To date, efforts have predominantly focused on mechanical recycling to recycle ELTs into ‘‘new” (secondary) raw materials without changing the basic chemical structure of the source material. In recent years, chemical recycling (pyrolysis) – with its potential to reduce environmental impacts compared to waste incineration and landfilling via enabling circularity of waste – has been gaining increasing global attention as a complement to mechanical recycling.

A crucial benefit of ELT pyrolysis is resource conservation, with the added benefit of the (high) potential for emissions avoidance and reduction of environmental impacts associated with landfills and incineration. This corresponds to scientific literature which points to the environmental potential of pyrolysis. Significant efficiency and technological advantages over conventional recycling and disposal routes can be seen. This leads to the potential to increase the scope and volume of ELT recycling to meet higher recycling quota for generation of higher-value products without downcycling. It emphasizes the relevance of pyrolysis for the recycling of ELTs.


Although ELT pyrolysis is (still) incorrectly classified as incineration in some places (but is also qualified as Best Available Technique in the same places), it is a fact that ELT pyrolysis is classified as environmentally sound management (ESM) within the framework of the International Basel Convention of the United Environment Program (UNEP) since 2011.

The Best Available Techniques Reference Document (BREF) from the European Union also directly refers to ELT pyrolysis. The content of the advantages of ELT pyrolysis listed there correspond to those that the United States Environmental Protection Agency (EPA) has recognized.

The best strategies for meeting the challenges of roadblocks imposed by inconsistent country-wide and local regulations, regimes, and classifications systems are still emerging. Being aware of the advances and clarifications made at global levels such as the WBCSD and the United Nations UNEP will go a long way as entrepreneurs in the ELT pyrolysis sector prepare their argumentation for state and local authorities.

ELT Pyrolysis is a successfully emerging and increasingly accepted theme in waste management.

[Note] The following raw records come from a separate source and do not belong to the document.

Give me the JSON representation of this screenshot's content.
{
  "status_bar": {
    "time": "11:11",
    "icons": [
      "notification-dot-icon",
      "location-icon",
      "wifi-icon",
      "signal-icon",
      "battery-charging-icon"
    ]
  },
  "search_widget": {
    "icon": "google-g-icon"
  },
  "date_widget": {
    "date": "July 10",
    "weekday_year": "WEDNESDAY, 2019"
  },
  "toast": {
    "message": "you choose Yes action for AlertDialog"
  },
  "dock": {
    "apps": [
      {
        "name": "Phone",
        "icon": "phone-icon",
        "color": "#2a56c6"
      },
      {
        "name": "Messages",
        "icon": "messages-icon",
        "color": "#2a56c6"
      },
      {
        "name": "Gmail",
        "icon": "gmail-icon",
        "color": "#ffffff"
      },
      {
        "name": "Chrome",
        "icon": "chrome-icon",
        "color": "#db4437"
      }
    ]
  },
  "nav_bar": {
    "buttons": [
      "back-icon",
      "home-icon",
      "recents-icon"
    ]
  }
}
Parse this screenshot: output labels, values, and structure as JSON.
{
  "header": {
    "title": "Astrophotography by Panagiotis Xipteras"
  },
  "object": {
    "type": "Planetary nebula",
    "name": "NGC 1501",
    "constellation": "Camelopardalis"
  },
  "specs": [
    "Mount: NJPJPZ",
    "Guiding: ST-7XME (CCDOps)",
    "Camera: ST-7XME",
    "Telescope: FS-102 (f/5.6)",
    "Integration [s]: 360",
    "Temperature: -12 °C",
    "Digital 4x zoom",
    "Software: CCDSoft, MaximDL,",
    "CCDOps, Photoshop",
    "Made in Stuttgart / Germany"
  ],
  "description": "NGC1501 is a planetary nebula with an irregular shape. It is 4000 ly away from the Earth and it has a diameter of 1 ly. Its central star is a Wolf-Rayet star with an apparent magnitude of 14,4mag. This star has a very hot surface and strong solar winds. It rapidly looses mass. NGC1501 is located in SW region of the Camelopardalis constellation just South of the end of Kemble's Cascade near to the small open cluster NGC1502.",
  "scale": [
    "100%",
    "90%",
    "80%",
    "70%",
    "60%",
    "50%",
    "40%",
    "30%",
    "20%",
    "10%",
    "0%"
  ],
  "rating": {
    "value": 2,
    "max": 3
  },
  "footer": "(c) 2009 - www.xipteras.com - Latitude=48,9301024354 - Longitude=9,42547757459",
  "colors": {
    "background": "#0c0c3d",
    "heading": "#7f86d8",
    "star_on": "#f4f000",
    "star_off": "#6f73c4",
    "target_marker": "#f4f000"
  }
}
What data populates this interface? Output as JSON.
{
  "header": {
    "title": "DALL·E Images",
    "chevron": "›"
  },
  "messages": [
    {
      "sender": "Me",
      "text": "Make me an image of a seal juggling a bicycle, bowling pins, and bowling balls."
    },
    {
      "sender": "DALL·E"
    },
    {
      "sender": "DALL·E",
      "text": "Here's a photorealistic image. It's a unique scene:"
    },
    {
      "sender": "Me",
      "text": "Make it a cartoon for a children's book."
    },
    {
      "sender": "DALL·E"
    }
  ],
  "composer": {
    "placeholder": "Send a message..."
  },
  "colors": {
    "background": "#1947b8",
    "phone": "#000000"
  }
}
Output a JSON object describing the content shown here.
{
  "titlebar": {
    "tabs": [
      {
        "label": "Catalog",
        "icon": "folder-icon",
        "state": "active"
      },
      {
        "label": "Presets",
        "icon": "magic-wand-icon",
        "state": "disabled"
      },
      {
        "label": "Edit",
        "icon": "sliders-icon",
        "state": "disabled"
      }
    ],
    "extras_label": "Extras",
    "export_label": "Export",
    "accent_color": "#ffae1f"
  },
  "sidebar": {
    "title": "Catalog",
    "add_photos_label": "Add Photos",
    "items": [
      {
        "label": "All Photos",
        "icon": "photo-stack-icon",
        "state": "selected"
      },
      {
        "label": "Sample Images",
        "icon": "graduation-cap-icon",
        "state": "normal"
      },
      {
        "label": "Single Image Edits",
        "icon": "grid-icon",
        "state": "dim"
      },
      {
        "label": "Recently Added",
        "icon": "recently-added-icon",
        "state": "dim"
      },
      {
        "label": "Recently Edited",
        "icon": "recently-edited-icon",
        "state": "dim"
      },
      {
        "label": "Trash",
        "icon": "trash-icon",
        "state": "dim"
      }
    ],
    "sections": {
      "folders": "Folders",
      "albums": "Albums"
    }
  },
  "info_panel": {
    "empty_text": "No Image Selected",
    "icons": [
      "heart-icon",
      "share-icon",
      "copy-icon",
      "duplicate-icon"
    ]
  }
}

It has been proven to harbor a high potential in contributing to a low carbon, resource efficient and sustainable economy, and is therefore supported by authorities and industry interest groups alike.